- **To do**:
If a line in the entries includes "value", show that line.

- **Data provided**:
---+---

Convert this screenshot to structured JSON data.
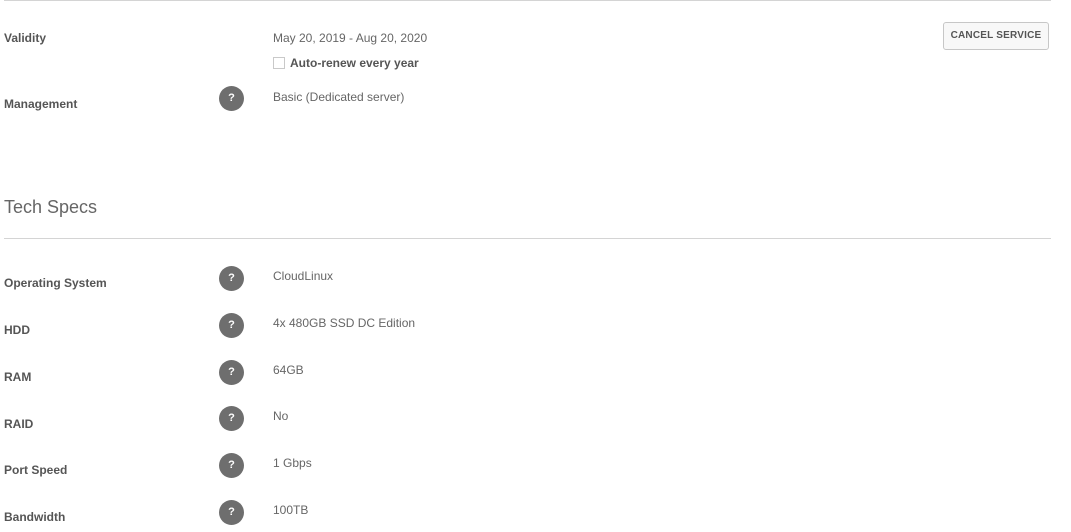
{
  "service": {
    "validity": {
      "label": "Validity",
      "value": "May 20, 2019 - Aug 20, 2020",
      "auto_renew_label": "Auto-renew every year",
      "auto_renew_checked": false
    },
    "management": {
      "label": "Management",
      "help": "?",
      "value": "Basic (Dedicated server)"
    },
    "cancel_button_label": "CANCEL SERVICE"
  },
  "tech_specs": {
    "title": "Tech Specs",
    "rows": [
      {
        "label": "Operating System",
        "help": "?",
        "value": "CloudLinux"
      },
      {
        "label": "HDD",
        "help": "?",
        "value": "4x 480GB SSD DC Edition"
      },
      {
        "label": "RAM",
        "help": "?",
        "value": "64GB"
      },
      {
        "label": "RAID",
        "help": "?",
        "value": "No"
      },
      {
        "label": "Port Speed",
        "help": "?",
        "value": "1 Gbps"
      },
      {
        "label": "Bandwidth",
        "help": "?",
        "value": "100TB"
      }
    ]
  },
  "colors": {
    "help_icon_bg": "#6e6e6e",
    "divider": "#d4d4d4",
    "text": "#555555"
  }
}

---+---

- **Completed exercise**:
      "value": "May 20, 2019 - Aug 20, 2020",
      "value": "Basic (Dedicated server)"
        "value": "CloudLinux"
        "value": "4x 480GB SSD DC Edition"
        "value": "64GB"
        "value": "No"
        "value": "1 Gbps"
        "value": "100TB"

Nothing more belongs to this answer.